*** Opening DATA EXTRACT ***

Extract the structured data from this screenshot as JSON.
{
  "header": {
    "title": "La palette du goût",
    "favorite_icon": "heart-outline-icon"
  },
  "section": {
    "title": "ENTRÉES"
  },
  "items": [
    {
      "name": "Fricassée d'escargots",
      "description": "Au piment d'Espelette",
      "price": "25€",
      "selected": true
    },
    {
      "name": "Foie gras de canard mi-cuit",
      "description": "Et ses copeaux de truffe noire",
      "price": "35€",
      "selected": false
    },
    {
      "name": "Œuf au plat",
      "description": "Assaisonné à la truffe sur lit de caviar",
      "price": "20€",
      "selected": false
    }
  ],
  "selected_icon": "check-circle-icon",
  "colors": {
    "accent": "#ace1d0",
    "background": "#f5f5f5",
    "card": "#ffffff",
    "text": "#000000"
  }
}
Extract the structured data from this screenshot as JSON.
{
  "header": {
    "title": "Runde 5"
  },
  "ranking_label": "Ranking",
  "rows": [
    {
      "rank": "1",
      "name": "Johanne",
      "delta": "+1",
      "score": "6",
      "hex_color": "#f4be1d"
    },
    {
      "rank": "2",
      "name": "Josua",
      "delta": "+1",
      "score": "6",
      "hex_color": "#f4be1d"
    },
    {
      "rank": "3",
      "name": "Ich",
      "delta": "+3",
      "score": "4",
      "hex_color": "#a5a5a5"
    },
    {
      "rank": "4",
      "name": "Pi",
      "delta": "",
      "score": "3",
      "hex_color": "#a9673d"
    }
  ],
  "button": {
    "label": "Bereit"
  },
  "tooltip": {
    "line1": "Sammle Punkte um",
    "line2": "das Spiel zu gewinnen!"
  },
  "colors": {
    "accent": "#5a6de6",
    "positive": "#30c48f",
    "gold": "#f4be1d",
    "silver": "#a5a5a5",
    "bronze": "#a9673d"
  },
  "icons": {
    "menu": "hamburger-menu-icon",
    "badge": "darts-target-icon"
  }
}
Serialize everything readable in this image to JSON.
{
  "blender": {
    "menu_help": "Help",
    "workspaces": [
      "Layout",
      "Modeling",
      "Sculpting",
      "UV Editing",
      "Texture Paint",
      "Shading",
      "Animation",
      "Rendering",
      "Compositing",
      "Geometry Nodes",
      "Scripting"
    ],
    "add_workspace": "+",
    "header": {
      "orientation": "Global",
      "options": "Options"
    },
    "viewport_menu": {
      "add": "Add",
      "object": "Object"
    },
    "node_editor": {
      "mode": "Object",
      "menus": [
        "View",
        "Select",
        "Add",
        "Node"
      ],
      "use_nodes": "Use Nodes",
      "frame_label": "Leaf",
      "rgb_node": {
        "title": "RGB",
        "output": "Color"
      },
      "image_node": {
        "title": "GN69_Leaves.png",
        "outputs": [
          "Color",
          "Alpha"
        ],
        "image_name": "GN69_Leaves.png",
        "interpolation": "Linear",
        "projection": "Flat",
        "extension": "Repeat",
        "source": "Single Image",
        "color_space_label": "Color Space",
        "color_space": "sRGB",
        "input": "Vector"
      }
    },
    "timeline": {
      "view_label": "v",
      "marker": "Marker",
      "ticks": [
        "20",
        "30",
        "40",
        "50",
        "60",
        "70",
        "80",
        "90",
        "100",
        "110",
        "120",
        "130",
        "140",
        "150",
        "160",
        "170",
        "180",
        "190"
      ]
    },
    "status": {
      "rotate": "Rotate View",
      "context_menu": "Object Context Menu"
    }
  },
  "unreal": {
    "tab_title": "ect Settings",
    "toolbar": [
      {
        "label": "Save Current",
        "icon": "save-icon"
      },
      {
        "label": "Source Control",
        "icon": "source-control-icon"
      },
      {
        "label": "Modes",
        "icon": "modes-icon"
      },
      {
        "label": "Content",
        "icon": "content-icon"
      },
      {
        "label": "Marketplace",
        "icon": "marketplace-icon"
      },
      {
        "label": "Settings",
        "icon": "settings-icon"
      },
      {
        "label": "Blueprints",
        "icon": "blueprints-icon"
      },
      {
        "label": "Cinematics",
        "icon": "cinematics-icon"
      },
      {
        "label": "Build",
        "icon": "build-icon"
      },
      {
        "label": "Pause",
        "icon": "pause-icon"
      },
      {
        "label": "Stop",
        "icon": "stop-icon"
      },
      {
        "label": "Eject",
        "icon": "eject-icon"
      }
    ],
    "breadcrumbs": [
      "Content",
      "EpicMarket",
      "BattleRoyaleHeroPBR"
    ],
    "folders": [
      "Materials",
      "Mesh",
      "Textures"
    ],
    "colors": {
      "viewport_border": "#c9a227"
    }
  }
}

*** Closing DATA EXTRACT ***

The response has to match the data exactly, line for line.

## RESULT OF THE EXERCISE
Extract the structured data from this screenshot as JSON.
{
  "header": {
    "title": "La palette du goût",
    "favorite_icon": "heart-outline-icon"
  },
  "section": {
    "title": "ENTRÉES"
  },
  "items": [
    {
      "name": "Fricassée d'escargots",
      "description": "Au piment d'Espelette",
      "price": "25€",
      "selected": true
    },
    {
      "name": "Foie gras de canard mi-cuit",
      "description": "Et ses copeaux de truffe noire",
      "price": "35€",
      "selected": false
    },
    {
      "name": "Œuf au plat",
      "description": "Assaisonné à la truffe sur lit de caviar",
      "price": "20€",
      "selected": false
    }
  ],
  "selected_icon": "check-circle-icon",
  "colors": {
    "accent": "#ace1d0",
    "background": "#f5f5f5",
    "card": "#ffffff",
    "text": "#000000"
  }
}
Extract the structured data from this screenshot as JSON.
{
  "header": {
    "title": "Runde 5"
  },
  "ranking_label": "Ranking",
  "rows": [
    {
      "rank": "1",
      "name": "Johanne",
      "delta": "+1",
      "score": "6",
      "hex_color": "#f4be1d"
    },
    {
      "rank": "2",
      "name": "Josua",
      "delta": "+1",
      "score": "6",
      "hex_color": "#f4be1d"
    },
    {
      "rank": "3",
      "name": "Ich",
      "delta": "+3",
      "score": "4",
      "hex_color": "#a5a5a5"
    },
    {
      "rank": "4",
      "name": "Pi",
      "delta": "",
      "score": "3",
      "hex_color": "#a9673d"
    }
  ],
  "button": {
    "label": "Bereit"
  },
  "tooltip": {
    "line1": "Sammle Punkte um",
    "line2": "das Spiel zu gewinnen!"
  },
  "colors": {
    "accent": "#5a6de6",
    "positive": "#30c48f",
    "gold": "#f4be1d",
    "silver": "#a5a5a5",
    "bronze": "#a9673d"
  },
  "icons": {
    "menu": "hamburger-menu-icon",
    "badge": "darts-target-icon"
  }
}
Serialize everything readable in this image to JSON.
{
  "blender": {
    "menu_help": "Help",
    "workspaces": [
      "Layout",
      "Modeling",
      "Sculpting",
      "UV Editing",
      "Texture Paint",
      "Shading",
      "Animation",
      "Rendering",
      "Compositing",
      "Geometry Nodes",
      "Scripting"
    ],
    "add_workspace": "+",
    "header": {
      "orientation": "Global",
      "options": "Options"
    },
    "viewport_menu": {
      "add": "Add",
      "object": "Object"
    },
    "node_editor": {
      "mode": "Object",
      "menus": [
        "View",
        "Select",
        "Add",
        "Node"
      ],
      "use_nodes": "Use Nodes",
      "frame_label": "Leaf",
      "rgb_node": {
        "title": "RGB",
        "output": "Color"
      },
      "image_node": {
        "title": "GN69_Leaves.png",
        "outputs": [
          "Color",
          "Alpha"
        ],
        "image_name": "GN69_Leaves.png",
        "interpolation": "Linear",
        "projection": "Flat",
        "extension": "Repeat",
        "source": "Single Image",
        "color_space_label": "Color Space",
        "color_space": "sRGB",
        "input": "Vector"
      }
    },
    "timeline": {
      "view_label": "v",
      "marker": "Marker",
      "ticks": [
        "20",
        "30",
        "40",
        "50",
        "60",
        "70",
        "80",
        "90",
        "100",
        "110",
        "120",
        "130",
        "140",
        "150",
        "160",
        "170",
        "180",
        "190"
      ]
    },
    "status": {
      "rotate": "Rotate View",
      "context_menu": "Object Context Menu"
    }
  },
  "unreal": {
    "tab_title": "ect Settings",
    "toolbar": [
      {
        "label": "Save Current",
        "icon": "save-icon"
      },
      {
        "label": "Source Control",
        "icon": "source-control-icon"
      },
      {
        "label": "Modes",
        "icon": "modes-icon"
      },
      {
        "label": "Content",
        "icon": "content-icon"
      },
      {
        "label": "Marketplace",
        "icon": "marketplace-icon"
      },
      {
        "label": "Settings",
        "icon": "settings-icon"
      },
      {
        "label": "Blueprints",
        "icon": "blueprints-icon"
      },
      {
        "label": "Cinematics",
        "icon": "cinematics-icon"
      },
      {
        "label": "Build",
        "icon": "build-icon"
      },
      {
        "label": "Pause",
        "icon": "pause-icon"
      },
      {
        "label": "Stop",
        "icon": "stop-icon"
      },
      {
        "label": "Eject",
        "icon": "eject-icon"
      }
    ],
    "breadcrumbs": [
      "Content",
      "EpicMarket",
      "BattleRoyaleHeroPBR"
    ],
    "folders": [
      "Materials",
      "Mesh",
      "Textures"
    ],
    "colors": {
      "viewport_border": "#c9a227"
    }
  }
}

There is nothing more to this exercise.